Increased investments in 10 vaccines administered in low- and middle-income countries over a 15-year period could avert up to 36-million deaths and 24-million cases of medical impoverishment.
According to a new study led by researchers from Harvard TH Chan School of Public Health, vaccines have enormous impact not just on health, but on keeping people out of poverty.
The researchers developed a mathematical model to estimate the impact of distributing 10 vaccines—measles, hepatitis B, human papillomavirus, yellow fever, Hemophilus influenzaetype b, Streptococcus pneumoniae, rotavirus, rubella, Neisseria meningitidis serogroup A, and Japanese encephalitis— in 41 low- and middle-income countries from 2016–2030.
They found that the poorest households would likely receive the most benefit from increased access to vaccines, as they are at higher risk, are limited in their use of health care, and consequently are more vulnerable to vaccine-preventable diseases.
•The largest share of deaths averted by vaccines was in the lowest income quintile.
•All vaccines led to an important reduction in the number of cases of medical impoverishment.
“Vaccines prevent not only diseases but also impoverishment. This is why it is so important that everyone, especially the poor, have timely access to high quality vaccines,” said first author Angela Chang, who was a doctoral candidate at Harvard Chan School when the research was completed and is currently a postdoctoral fellow at the Institute for Health Metrics and Evaluation, University of Washington.

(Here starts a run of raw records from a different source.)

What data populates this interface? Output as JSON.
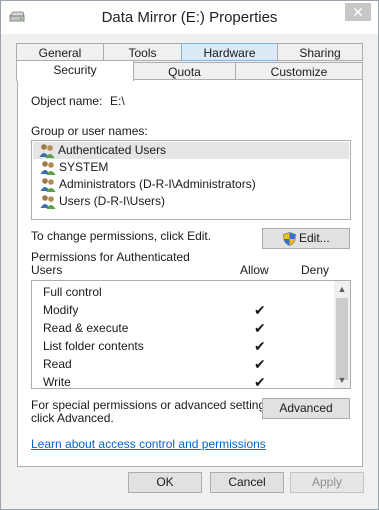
{
  "window": {
    "title": "Data Mirror (E:) Properties",
    "close_glyph": "✕",
    "title_icon": "drive-icon"
  },
  "tabs": {
    "row1": [
      "General",
      "Tools",
      "Hardware",
      "Sharing"
    ],
    "row2": [
      "Security",
      "Quota",
      "Customize"
    ],
    "active": "Security",
    "hovered": "Hardware"
  },
  "security": {
    "object_name_label": "Object name:",
    "object_name_value": "E:\\",
    "groups_label": "Group or user names:",
    "groups": [
      {
        "name": "Authenticated Users",
        "selected": true
      },
      {
        "name": "SYSTEM",
        "selected": false
      },
      {
        "name": "Administrators (D-R-I\\Administrators)",
        "selected": false
      },
      {
        "name": "Users (D-R-I\\Users)",
        "selected": false
      }
    ],
    "change_hint": "To change permissions, click Edit.",
    "edit_button": "Edit...",
    "permissions_for_line1": "Permissions for Authenticated",
    "permissions_for_line2": "Users",
    "allow_header": "Allow",
    "deny_header": "Deny",
    "permissions": [
      {
        "name": "Full control",
        "allow": false,
        "deny": false
      },
      {
        "name": "Modify",
        "allow": true,
        "deny": false
      },
      {
        "name": "Read & execute",
        "allow": true,
        "deny": false
      },
      {
        "name": "List folder contents",
        "allow": true,
        "deny": false
      },
      {
        "name": "Read",
        "allow": true,
        "deny": false
      },
      {
        "name": "Write",
        "allow": true,
        "deny": false
      }
    ],
    "check_glyph": "✔",
    "special_hint_line1": "For special permissions or advanced settings,",
    "special_hint_line2": "click Advanced.",
    "advanced_button": "Advanced",
    "learn_link": "Learn about access control and permissions"
  },
  "footer": {
    "ok": "OK",
    "cancel": "Cancel",
    "apply": "Apply"
  },
  "colors": {
    "link": "#0066cc",
    "hover_tab": "#dce9f6",
    "selected_row": "#e5e5e5"
  }
}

“This study explicitly points at how investing in vaccines in low- and middle-income countries can have a broad health and economic impact,” said Stéphane Verguet, assistant professor of global health. “Policy makers should look at targeted vaccine programmes as powerful mechanisms for improving health equity and reducing poverty.”